    And still there are people who say that the Transatlantic Slavery was not that bad.
    I want to see the dungeons!

  7. Humyborari - I understand your connection to this part of your history. Like yourself, it truly angers me when the Transatlantic slave trade is shoved under the table as though it were some moment in history that can be overlooked. Why, a good number of the world's so-called super powers participated in it so how can one super power shift the blame to the other? They were all involved and definitely benefited from it. If you ever visit the Cape Coast dungeon, which I recommend you do, you'll see that the animals were even treated with more dignity than the slaves, who were human! Putting up just one museum and giving it a name with "Africa" in it doesn't mean anything, though it's an effort. Instead, we need platforms that educate the world about this part of history and how atrocious it was just like other inhumane practices that occurred in the past. This practice was in no way different from those directed at other ethnic groups widely talk about even till this day.
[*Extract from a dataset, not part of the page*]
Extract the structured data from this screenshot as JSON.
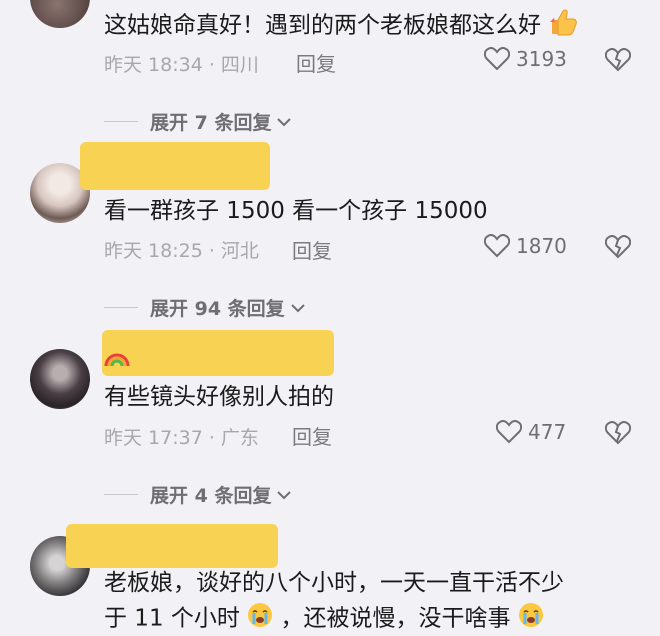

Anyway, i'll end here before I write another article out of this comment. Spread the knowledge, my brother. Peace.

  8. Extremely powerful.

    I've wanted to visit there myself but the stories I've heard from others make me wonder if I could stand it; emotionally and mentally, I mean.

    I love your honesty too. As an African-American, the transatlantic slave trade and all that came after it is near and dear to my heart and always has been since I was a very young child. It amazes me how much of a difference your take on slavery was up until 21 versus mine.

    I'm so happy you were able to go and I'm doubly happy you shared this with us.

  9. Nya, I totally feel you. For years I felt the same way...hearing others' stories about their visit made me feel like not putting myself through it. And being born and raised in Ghana somehow sort of brought a certain sense of indifference about it for quite some time. But you HAVE to experience's so worth it. Glad to hear you found the story helpful :-)